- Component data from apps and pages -
*** Begin section ***

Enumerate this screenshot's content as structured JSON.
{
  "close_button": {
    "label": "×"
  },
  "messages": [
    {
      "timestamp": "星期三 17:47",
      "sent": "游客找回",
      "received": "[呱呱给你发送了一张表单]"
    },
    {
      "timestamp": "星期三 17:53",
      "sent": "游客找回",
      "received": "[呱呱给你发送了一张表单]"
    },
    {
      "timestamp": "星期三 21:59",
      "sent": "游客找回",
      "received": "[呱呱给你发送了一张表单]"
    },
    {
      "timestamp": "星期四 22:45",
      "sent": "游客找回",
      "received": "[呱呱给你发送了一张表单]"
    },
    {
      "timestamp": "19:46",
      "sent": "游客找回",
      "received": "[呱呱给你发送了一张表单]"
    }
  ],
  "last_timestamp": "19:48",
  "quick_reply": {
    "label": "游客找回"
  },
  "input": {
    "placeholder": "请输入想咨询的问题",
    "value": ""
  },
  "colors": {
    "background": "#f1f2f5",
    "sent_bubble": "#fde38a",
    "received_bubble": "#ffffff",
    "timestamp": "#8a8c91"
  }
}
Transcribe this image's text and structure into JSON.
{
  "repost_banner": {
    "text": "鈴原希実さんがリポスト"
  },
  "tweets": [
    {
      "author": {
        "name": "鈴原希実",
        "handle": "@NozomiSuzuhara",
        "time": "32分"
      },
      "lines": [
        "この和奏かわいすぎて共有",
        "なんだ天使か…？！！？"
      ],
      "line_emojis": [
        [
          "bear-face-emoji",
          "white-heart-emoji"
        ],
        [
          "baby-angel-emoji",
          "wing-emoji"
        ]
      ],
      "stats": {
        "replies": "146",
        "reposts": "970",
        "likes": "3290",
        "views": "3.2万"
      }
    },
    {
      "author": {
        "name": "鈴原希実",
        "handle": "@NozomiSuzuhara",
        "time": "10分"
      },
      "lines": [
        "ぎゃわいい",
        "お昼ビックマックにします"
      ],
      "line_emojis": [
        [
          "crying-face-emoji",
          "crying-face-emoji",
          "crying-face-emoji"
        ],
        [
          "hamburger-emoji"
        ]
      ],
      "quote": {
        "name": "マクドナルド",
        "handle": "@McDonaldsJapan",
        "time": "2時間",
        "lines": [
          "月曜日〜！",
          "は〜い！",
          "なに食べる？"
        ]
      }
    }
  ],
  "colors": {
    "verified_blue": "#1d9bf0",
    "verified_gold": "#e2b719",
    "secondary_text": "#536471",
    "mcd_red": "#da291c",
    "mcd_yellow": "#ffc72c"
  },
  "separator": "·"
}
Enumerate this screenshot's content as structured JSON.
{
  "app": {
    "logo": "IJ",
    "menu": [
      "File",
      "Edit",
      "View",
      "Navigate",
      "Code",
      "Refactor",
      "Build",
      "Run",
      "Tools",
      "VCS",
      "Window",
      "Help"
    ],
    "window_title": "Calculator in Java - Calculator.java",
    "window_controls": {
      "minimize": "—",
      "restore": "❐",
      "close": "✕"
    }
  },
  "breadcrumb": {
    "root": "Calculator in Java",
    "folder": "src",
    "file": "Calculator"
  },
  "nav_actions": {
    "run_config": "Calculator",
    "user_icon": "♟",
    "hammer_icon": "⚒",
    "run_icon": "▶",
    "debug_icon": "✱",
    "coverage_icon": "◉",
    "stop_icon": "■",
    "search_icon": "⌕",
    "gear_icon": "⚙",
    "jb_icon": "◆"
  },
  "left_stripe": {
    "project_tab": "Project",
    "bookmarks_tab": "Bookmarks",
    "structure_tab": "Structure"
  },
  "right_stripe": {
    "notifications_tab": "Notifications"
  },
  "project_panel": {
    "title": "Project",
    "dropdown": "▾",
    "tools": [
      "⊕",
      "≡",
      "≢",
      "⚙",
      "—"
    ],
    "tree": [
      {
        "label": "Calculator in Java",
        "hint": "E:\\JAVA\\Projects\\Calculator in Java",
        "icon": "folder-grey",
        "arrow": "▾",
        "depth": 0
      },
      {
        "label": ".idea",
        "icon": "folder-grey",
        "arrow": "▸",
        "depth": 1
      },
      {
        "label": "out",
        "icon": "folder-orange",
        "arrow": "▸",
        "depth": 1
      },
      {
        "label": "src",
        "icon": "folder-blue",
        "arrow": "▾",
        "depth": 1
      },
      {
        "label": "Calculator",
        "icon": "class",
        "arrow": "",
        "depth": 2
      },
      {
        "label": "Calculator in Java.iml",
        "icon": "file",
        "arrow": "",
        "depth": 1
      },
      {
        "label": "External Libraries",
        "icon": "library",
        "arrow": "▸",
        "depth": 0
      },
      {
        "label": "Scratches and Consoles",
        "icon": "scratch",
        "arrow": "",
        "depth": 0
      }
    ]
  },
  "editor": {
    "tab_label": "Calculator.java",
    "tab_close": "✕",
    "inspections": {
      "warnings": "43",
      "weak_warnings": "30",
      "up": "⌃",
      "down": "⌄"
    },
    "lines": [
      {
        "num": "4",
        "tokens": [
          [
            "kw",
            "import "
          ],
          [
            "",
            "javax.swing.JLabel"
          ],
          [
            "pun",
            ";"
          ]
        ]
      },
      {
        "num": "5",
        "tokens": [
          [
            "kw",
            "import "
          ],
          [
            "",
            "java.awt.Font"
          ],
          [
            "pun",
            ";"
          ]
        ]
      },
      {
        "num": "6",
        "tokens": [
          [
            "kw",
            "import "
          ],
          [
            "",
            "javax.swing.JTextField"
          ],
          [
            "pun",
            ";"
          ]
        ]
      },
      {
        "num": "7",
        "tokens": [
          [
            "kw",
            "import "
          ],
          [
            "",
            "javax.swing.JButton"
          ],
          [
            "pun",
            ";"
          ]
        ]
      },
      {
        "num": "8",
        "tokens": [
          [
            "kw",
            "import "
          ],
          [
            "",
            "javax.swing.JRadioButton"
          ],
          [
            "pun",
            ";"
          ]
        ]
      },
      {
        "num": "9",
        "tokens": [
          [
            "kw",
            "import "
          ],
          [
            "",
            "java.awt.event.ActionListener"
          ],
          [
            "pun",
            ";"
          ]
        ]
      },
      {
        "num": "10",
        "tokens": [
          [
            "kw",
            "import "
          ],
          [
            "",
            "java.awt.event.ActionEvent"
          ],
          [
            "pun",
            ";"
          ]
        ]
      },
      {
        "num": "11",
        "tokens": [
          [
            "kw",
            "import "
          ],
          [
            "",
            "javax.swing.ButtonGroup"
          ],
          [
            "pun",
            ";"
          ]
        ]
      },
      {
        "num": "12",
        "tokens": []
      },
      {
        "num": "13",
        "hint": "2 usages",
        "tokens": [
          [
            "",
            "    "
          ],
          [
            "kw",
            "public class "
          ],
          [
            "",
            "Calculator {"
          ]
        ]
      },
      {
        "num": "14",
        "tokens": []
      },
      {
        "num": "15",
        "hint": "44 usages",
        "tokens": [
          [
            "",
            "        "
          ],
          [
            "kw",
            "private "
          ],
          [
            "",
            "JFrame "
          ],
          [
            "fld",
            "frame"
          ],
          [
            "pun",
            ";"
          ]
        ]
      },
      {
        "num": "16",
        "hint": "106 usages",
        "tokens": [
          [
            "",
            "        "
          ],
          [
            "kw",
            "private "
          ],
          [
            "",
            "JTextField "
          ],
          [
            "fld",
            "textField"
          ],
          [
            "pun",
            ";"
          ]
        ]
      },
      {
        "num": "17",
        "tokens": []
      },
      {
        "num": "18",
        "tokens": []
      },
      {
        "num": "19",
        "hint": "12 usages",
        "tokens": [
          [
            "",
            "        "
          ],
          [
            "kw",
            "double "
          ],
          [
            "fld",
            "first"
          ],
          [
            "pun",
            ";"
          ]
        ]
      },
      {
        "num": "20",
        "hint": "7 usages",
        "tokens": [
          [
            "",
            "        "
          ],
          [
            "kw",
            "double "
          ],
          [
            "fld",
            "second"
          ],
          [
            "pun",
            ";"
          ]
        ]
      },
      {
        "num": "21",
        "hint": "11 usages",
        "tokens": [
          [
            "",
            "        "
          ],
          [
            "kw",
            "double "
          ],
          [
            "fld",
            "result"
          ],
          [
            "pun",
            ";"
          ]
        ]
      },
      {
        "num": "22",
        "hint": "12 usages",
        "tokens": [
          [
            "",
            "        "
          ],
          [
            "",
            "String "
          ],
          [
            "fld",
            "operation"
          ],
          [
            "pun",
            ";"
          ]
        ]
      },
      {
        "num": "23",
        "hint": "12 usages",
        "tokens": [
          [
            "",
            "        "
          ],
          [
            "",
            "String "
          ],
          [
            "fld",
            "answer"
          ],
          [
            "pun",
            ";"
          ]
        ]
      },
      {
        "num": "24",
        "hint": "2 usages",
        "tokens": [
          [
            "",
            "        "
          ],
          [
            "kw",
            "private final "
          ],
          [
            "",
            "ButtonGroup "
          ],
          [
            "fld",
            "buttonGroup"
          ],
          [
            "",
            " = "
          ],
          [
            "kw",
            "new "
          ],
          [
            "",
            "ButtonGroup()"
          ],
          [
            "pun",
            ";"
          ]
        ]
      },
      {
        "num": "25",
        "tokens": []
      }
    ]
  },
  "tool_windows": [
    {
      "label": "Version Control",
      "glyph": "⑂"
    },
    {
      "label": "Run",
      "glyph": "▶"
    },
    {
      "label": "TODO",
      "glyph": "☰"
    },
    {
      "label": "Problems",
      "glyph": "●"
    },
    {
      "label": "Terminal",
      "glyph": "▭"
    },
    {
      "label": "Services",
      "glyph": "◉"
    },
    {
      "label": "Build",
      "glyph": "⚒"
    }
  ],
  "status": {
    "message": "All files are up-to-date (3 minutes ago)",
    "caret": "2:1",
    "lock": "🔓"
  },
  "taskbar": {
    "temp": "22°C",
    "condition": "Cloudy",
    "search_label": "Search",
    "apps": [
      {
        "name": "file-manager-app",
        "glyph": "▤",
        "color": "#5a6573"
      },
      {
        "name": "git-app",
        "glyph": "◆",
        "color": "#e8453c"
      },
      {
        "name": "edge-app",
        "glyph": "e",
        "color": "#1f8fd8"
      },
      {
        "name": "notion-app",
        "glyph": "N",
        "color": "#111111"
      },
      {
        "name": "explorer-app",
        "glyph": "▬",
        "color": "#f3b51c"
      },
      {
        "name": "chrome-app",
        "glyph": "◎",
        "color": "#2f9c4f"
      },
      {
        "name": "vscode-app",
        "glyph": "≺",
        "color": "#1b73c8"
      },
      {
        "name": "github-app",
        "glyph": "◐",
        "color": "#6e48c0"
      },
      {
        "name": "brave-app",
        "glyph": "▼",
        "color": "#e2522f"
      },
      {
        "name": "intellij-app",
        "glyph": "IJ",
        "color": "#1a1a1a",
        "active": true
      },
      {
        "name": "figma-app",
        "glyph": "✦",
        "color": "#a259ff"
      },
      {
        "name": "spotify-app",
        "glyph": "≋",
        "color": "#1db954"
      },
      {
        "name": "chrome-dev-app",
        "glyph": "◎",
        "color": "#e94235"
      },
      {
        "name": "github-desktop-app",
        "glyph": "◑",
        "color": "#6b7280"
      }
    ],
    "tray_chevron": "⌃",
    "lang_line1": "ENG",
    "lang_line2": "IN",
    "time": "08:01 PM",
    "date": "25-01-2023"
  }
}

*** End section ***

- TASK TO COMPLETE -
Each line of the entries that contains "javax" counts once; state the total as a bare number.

- RESPONSE TO THE TASK -
5